Another alternative could be that the Justices could decide at the last minute to defer oral argument in the case to early in the next term, by which time Judge Gorsuch will likely have been confirmed and fully caught up on the cases before the Court. Whatever happens, though, it’s likely that the outcome of the case will hinge on where Justice Anthony Kennedy falls on this issue. Looking at things strictly from the perspective of the rights of LGBT individuals, there’s reason to believe that Kennedy could end up siding with the Plaintiff in the case and the Court’s liberals, thus resulting in a 5-3 ruling that would likely adopt the Obama Administration’s position on the proper interpretation of the gender provisions of Title VII and Title IX as they apply to transgender rights. The evidence in favor of this speculation can be found in the fact that Kennedy has been at the center of each of the Supreme Court’s decisions that have advanced gay rights in the past. He wrote the majority opinion in Roemer v. Evans, a 6-3 decision from 1996 in which the Court struck down a Colorado law that purported to bar local jurisdictions from extending civil rights protections to gays and lesbians. He also spoke for the majority in Lawrence v. Texas in 2003, which overturned a 1986 ruling and held that laws making consensual sexual relations a crime were unconstitutional. He was the decisive vote and the author of the majority opinion in United States v. Windsor, the case that struck down the most restrictive part of the Defense of Marriage Act and lit the spark of litigation that brought us to yesterday’s decision.
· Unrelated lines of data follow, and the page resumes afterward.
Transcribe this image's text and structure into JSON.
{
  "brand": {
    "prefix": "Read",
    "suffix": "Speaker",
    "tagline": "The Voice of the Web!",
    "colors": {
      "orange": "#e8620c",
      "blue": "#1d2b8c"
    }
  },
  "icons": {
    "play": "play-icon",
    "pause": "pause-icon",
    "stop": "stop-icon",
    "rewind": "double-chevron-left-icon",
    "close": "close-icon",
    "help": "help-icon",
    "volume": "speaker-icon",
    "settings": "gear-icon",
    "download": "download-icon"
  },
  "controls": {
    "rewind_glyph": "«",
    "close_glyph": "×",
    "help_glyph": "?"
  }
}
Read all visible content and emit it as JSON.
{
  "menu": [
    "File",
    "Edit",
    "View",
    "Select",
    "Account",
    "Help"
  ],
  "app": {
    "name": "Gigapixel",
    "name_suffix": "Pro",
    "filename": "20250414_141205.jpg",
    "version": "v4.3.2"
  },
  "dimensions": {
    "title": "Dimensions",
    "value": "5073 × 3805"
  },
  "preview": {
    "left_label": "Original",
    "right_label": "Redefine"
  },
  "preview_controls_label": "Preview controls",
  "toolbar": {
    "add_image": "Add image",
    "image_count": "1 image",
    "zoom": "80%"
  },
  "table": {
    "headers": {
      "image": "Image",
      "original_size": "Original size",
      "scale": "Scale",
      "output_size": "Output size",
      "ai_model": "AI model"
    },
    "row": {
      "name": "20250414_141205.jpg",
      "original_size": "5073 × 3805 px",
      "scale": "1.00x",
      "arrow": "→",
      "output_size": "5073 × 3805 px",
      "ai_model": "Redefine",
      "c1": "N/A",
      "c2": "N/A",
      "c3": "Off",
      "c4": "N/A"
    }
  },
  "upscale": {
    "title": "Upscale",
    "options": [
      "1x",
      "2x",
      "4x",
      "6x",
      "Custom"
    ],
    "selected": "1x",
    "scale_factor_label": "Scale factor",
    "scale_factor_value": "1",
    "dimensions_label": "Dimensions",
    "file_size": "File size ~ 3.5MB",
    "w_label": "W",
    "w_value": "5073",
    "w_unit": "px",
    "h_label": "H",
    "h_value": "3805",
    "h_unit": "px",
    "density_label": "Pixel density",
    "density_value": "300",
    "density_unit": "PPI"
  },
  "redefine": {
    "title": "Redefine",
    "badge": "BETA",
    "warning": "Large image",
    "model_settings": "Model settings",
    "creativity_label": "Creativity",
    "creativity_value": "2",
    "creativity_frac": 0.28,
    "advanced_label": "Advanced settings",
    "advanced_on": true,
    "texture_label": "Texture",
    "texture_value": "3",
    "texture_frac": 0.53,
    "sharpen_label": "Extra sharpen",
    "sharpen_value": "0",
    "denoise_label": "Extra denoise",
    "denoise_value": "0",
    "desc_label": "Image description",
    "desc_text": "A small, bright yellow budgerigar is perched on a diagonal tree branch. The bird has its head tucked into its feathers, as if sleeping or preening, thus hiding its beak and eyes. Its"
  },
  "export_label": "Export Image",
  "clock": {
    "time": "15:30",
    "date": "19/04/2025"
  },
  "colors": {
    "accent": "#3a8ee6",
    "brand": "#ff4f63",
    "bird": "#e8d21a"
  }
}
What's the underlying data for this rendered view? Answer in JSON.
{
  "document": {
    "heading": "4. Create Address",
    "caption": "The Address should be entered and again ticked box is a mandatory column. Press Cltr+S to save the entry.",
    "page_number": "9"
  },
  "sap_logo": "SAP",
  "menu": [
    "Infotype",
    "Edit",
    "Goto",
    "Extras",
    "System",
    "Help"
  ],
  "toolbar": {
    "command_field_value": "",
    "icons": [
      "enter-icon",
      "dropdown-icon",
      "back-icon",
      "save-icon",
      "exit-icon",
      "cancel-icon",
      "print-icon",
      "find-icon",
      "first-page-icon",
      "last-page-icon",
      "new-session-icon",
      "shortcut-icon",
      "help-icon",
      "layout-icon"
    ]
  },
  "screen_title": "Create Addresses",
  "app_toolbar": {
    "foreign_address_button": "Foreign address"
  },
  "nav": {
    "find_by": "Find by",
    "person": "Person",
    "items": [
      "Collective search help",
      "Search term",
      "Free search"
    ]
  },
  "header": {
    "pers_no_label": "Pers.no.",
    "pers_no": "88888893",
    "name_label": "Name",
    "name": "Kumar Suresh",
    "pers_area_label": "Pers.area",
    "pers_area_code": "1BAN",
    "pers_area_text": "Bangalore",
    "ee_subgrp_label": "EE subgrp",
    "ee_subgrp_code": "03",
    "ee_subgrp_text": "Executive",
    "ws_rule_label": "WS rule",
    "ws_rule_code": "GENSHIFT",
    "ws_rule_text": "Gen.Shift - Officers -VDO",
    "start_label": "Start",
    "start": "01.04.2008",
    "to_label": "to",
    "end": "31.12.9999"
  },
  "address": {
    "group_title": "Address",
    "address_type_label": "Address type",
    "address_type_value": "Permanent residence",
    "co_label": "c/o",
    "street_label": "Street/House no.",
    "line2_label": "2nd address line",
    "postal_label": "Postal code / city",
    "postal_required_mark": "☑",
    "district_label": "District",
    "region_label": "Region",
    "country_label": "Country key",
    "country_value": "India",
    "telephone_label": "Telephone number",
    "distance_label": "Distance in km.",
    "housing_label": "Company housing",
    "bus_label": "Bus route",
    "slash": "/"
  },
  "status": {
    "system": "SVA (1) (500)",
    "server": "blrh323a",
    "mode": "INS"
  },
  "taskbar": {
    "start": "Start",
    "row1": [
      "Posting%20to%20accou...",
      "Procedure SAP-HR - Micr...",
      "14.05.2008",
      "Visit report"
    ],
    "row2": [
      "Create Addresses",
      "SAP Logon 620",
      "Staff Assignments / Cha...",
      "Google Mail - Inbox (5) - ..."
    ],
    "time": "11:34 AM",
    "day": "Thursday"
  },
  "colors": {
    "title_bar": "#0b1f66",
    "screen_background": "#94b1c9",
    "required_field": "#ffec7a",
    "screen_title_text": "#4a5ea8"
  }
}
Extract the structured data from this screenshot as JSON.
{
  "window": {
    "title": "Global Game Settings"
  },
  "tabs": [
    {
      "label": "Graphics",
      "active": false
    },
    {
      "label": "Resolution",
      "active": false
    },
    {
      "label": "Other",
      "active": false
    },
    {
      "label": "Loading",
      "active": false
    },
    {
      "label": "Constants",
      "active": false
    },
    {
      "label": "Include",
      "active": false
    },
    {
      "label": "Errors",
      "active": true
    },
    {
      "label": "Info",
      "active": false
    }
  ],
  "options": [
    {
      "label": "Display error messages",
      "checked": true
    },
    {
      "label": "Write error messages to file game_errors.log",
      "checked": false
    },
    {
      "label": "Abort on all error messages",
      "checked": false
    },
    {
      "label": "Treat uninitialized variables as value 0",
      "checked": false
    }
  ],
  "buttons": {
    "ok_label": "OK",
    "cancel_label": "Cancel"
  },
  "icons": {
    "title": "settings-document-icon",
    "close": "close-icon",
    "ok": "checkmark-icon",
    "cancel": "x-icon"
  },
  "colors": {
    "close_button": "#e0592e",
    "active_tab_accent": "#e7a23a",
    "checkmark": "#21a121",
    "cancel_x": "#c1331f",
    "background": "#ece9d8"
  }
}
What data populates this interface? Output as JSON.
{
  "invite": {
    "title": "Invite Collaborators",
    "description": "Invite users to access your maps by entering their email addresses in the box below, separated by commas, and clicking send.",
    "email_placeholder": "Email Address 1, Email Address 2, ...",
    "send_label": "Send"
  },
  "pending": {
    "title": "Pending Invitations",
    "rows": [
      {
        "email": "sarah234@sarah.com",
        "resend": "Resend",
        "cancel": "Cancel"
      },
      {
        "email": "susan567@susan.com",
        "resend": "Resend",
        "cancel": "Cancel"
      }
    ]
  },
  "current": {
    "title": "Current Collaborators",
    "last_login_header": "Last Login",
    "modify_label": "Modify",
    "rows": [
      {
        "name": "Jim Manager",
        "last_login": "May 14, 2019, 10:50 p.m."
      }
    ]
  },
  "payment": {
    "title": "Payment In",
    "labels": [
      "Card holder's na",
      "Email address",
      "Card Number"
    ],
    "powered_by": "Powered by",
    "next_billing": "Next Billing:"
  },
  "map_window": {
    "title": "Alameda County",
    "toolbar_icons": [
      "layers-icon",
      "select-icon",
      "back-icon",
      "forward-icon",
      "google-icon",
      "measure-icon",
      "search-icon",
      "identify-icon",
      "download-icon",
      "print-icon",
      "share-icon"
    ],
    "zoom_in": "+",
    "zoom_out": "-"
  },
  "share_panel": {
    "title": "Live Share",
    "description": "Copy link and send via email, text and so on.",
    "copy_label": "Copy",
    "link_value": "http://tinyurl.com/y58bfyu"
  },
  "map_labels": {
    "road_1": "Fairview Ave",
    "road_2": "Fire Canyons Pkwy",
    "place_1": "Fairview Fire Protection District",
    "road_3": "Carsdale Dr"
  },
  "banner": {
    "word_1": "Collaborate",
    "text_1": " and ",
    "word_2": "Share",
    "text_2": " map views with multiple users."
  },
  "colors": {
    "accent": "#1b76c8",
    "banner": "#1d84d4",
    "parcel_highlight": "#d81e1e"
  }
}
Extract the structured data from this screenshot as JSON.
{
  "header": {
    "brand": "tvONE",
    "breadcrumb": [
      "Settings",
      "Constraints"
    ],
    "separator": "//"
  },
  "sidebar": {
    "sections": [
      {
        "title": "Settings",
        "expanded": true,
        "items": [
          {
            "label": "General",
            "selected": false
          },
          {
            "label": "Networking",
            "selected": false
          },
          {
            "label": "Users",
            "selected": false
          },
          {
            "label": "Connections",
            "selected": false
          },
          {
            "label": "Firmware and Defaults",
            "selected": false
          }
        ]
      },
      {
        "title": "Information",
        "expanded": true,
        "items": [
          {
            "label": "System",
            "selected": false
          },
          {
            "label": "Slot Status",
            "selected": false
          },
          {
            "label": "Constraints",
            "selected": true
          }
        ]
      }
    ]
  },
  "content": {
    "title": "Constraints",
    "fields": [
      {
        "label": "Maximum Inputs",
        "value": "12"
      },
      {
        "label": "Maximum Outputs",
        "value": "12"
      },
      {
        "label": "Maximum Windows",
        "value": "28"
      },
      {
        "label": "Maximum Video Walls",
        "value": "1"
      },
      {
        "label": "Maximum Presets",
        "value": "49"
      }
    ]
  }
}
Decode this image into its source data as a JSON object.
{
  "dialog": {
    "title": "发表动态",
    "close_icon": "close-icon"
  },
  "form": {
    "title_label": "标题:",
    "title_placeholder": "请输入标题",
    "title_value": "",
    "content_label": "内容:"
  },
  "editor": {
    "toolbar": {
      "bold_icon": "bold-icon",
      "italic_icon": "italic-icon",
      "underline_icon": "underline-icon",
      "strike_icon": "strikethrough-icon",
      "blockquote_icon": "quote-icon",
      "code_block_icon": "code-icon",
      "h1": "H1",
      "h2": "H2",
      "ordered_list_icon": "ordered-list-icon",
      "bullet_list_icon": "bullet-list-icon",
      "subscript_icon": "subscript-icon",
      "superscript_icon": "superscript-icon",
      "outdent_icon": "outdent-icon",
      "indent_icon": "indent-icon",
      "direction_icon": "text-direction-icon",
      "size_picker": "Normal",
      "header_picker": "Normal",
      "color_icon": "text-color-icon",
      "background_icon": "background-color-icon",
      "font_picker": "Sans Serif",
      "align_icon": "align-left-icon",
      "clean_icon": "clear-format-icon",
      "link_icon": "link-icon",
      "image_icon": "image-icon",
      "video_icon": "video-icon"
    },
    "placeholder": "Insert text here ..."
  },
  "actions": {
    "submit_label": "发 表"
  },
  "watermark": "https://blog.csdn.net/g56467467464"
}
Finally, and perhaps most significantly, he was the fifth vote in Obergefell v, Hodges, the 2015 case that struck down the remaining laws against same-sex marriage and held that gays and lesbians had the same right to get a marriage license as straight people. The major difference between those cases and this one, of course, is that those cases all involved constitutional arguments under the 14th Amendment while the current case involves an issue of statutory interpretation and the question of whether it is proper to interpret laws adopted in 1964 and 1972 to cover transgender individuals when it’s clear that such issues were not even considered by the drafters of the statutes in question at the time they were passed into law. Because of that, it’s possible that Kennedy could side with the Court’s conservatives on the ground that the statute simply doesn’t cover what the Plaintiff is seeking to accomplish. In that case, as I noted, we’d end up with a 4-4 tie that lets the lower court ruling stand.
Regardless of how the Court rules, though, it’s clear that this issue will continue to come up in the future and that we’ll see debates on this issue at the state level for some time to come. In the end, I believe we’ll see people’s attitudes change just as they changed with respect to same-sex marriage, although the evolution may be a bit slower in this case. So while advocates may consider this change a bit of a setback in the fight for equality, the ultimate goal seems to me to be fully attainable in the end.